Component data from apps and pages
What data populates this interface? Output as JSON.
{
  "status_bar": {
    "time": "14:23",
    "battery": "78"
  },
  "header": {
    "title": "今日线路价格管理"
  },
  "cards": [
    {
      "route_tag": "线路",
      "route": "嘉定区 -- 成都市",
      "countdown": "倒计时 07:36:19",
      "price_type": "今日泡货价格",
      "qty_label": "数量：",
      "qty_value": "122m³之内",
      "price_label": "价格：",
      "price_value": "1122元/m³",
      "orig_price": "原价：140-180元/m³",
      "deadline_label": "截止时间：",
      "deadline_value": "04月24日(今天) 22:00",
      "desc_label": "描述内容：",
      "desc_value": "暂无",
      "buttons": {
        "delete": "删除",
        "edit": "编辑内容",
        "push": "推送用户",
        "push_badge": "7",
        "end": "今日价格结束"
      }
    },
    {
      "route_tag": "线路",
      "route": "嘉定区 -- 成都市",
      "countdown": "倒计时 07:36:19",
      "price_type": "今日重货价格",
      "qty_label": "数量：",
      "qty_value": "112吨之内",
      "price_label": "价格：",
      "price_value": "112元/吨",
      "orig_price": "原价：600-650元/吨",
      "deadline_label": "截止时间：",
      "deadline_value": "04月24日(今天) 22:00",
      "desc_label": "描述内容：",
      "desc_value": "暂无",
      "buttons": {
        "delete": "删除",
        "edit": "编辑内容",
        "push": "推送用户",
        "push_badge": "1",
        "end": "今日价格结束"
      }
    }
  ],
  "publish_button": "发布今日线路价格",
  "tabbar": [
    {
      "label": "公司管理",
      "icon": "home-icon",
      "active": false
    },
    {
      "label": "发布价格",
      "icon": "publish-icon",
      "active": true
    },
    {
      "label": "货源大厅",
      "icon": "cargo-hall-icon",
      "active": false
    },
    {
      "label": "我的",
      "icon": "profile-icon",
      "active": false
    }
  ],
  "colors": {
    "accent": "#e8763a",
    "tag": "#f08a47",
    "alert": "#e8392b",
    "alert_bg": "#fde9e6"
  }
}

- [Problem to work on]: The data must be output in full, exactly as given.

- [Answer to this problem]:
What data populates this interface? Output as JSON.
{
  "status_bar": {
    "time": "14:23",
    "battery": "78"
  },
  "header": {
    "title": "今日线路价格管理"
  },
  "cards": [
    {
      "route_tag": "线路",
      "route": "嘉定区 -- 成都市",
      "countdown": "倒计时 07:36:19",
      "price_type": "今日泡货价格",
      "qty_label": "数量：",
      "qty_value": "122m³之内",
      "price_label": "价格：",
      "price_value": "1122元/m³",
      "orig_price": "原价：140-180元/m³",
      "deadline_label": "截止时间：",
      "deadline_value": "04月24日(今天) 22:00",
      "desc_label": "描述内容：",
      "desc_value": "暂无",
      "buttons": {
        "delete": "删除",
        "edit": "编辑内容",
        "push": "推送用户",
        "push_badge": "7",
        "end": "今日价格结束"
      }
    },
    {
      "route_tag": "线路",
      "route": "嘉定区 -- 成都市",
      "countdown": "倒计时 07:36:19",
      "price_type": "今日重货价格",
      "qty_label": "数量：",
      "qty_value": "112吨之内",
      "price_label": "价格：",
      "price_value": "112元/吨",
      "orig_price": "原价：600-650元/吨",
      "deadline_label": "截止时间：",
      "deadline_value": "04月24日(今天) 22:00",
      "desc_label": "描述内容：",
      "desc_value": "暂无",
      "buttons": {
        "delete": "删除",
        "edit": "编辑内容",
        "push": "推送用户",
        "push_badge": "1",
        "end": "今日价格结束"
      }
    }
  ],
  "publish_button": "发布今日线路价格",
  "tabbar": [
    {
      "label": "公司管理",
      "icon": "home-icon",
      "active": false
    },
    {
      "label": "发布价格",
      "icon": "publish-icon",
      "active": true
    },
    {
      "label": "货源大厅",
      "icon": "cargo-hall-icon",
      "active": false
    },
    {
      "label": "我的",
      "icon": "profile-icon",
      "active": false
    }
  ],
  "colors": {
    "accent": "#e8763a",
    "tag": "#f08a47",
    "alert": "#e8392b",
    "alert_bg": "#fde9e6"
  }
}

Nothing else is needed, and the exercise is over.